Our quest for lunch at Maxim’s Café proved to be a hearty exercise of climbing four floors. The views from the top were perfect to enjoy the stack of white buildings, each with their own rooftop café. The meal was basic and fell short of what we expected. Unlike most north Indian cafes which boast authentic continental cuisines, the food couldn’t avoid its local flavour. Our next scheduled local attraction was Gulabh Bagh. The quaint streets en-route are a temptation for any shopaholic. It’s hard to resist the colourful handicraft displays and bohemian-wear, coupled with the welcoming calls of the shopkeepers.
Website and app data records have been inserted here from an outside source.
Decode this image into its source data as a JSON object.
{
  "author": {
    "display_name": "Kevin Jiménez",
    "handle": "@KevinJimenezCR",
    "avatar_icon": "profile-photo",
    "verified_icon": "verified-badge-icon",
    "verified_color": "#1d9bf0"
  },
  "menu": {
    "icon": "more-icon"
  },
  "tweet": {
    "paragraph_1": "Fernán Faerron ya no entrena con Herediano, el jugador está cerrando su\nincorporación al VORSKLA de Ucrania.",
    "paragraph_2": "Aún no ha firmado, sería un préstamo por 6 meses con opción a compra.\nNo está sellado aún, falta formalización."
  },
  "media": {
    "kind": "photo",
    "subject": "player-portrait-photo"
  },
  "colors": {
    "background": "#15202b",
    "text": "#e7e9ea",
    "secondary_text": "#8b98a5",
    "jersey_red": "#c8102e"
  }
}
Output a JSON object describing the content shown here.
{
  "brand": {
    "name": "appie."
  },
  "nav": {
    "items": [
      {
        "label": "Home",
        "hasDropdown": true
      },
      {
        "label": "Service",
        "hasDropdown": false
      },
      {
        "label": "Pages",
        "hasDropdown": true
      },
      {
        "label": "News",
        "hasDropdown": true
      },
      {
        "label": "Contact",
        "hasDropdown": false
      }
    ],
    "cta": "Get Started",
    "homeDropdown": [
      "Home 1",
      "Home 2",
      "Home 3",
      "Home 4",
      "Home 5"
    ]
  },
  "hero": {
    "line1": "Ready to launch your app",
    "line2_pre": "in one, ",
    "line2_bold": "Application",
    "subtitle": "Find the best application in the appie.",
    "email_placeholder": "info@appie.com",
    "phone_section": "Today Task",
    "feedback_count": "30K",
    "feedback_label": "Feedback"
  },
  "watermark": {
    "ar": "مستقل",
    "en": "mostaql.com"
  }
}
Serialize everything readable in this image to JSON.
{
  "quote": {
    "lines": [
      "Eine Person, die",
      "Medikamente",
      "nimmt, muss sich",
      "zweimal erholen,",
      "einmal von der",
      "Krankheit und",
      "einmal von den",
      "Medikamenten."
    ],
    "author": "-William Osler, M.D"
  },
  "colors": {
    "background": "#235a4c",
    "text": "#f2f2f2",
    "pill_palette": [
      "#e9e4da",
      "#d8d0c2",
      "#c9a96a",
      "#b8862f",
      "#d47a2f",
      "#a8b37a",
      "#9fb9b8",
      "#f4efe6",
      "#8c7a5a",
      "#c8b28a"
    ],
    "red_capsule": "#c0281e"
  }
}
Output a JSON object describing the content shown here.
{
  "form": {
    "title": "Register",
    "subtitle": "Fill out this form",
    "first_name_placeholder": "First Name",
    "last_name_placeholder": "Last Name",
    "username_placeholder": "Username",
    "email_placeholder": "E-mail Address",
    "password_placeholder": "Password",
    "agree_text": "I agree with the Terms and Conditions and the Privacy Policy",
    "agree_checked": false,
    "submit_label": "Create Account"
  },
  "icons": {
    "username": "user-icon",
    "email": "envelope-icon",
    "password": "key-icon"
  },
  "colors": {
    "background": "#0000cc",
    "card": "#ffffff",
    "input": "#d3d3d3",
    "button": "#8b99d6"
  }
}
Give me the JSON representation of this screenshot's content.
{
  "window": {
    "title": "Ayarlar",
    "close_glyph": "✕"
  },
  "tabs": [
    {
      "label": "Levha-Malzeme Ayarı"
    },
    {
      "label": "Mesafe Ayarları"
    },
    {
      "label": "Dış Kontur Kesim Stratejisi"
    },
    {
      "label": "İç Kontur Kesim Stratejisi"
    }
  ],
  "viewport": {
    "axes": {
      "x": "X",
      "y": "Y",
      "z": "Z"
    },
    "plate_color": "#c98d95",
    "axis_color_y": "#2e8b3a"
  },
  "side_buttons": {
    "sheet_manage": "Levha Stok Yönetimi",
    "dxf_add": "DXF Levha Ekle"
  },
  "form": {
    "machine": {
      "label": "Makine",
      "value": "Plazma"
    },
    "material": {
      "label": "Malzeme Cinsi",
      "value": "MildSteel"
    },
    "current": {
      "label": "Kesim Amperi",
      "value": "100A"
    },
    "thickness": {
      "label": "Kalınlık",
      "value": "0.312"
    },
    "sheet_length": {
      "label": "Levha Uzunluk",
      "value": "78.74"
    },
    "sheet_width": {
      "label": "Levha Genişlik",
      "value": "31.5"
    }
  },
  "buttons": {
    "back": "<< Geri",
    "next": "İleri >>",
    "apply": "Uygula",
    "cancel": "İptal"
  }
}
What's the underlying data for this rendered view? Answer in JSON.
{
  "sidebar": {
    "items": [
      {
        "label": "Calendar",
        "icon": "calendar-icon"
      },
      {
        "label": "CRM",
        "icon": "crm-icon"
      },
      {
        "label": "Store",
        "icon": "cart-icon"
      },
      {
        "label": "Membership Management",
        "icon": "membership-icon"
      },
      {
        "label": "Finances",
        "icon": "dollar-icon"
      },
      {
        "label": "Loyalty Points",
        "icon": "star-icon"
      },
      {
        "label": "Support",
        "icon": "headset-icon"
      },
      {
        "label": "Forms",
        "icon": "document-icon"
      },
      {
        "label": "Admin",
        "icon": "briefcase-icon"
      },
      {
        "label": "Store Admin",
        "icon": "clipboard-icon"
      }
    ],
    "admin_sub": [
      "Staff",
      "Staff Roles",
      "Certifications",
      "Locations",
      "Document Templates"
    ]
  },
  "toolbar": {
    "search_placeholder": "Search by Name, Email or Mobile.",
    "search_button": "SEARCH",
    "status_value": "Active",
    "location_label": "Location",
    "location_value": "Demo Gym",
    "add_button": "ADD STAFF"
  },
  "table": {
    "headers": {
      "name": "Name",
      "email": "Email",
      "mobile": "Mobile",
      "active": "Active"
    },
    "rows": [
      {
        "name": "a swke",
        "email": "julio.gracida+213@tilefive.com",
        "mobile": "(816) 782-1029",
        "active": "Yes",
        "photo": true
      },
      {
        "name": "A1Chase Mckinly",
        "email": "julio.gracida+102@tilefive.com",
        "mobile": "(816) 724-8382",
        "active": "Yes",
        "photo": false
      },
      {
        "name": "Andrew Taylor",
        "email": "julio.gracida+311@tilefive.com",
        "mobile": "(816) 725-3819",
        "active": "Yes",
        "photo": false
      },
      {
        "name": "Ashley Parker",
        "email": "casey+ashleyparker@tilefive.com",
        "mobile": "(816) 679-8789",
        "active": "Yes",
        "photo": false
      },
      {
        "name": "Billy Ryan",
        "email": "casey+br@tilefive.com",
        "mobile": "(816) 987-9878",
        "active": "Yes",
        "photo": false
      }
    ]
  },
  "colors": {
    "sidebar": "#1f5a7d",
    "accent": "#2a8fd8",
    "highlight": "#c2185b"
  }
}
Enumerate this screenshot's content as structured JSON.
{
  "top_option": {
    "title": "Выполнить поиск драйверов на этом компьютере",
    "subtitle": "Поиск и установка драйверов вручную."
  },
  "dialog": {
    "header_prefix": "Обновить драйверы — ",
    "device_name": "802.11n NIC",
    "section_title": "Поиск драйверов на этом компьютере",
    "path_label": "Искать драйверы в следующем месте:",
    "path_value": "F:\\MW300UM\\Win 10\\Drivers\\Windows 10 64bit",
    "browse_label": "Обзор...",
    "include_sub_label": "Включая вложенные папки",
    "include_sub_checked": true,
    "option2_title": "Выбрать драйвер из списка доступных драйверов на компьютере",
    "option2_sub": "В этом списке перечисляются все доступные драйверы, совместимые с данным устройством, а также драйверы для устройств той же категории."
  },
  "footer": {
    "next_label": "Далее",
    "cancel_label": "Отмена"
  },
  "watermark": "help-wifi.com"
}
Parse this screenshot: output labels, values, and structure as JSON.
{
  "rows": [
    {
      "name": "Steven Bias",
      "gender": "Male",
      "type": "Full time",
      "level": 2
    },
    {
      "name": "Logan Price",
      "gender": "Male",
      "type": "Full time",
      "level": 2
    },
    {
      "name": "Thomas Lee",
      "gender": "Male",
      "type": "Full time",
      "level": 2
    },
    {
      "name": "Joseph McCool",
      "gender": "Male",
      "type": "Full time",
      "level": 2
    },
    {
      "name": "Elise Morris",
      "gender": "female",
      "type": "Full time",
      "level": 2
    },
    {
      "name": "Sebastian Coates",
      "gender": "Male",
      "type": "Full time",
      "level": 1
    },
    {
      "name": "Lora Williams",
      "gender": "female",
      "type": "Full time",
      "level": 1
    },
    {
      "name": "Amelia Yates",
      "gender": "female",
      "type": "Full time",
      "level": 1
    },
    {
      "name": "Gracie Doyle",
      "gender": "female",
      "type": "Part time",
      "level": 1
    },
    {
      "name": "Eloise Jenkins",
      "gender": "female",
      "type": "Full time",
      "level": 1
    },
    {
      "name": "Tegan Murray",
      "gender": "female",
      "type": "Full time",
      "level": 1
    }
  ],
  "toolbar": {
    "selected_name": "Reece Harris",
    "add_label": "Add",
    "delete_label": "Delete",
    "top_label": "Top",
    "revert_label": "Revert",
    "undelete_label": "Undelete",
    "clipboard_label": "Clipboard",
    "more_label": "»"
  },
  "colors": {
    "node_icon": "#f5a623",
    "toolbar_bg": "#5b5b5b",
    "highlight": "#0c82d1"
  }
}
I finally gave into temptation and entered a shop selling ethnic material and jewelry. The upper floor was a studio of an artist. His work, especially local miniature paintings, was exceptional. With a significant amount of time elapsed at our unexpected shopping rendezvous, we didn’t have enough time to make it to the garden, instead we went to the cable car point to watch sunset. At a price of 200 INR per head, we were able to get our own car. As we ascended to the highest point, the valley view on either side was quite stunning. At the apex, there is a mandir and sunset/sunrise viewing point. We sat at viewing point, waiting patiently for the sun to set on the clear waters of Lake Pichola. The Lake Palace and Jag Mandir looked resplendent in the orange hues of the setting sun. Our last stop for the evening was Bagore-Ki-Haveli. During the day, you can visit the museum which displays costumes, however we had reached after it was shut. We were in time to catch a front seat for the cultural evening. The evening performance usually starts at 7 p.m. Kathak, folk music, puppetry and matki dance were performed by local troupes and musicians. After the performance, we had dinner in a rooftop restaurant and called it a night by observing the moon from the terrace of our guest house.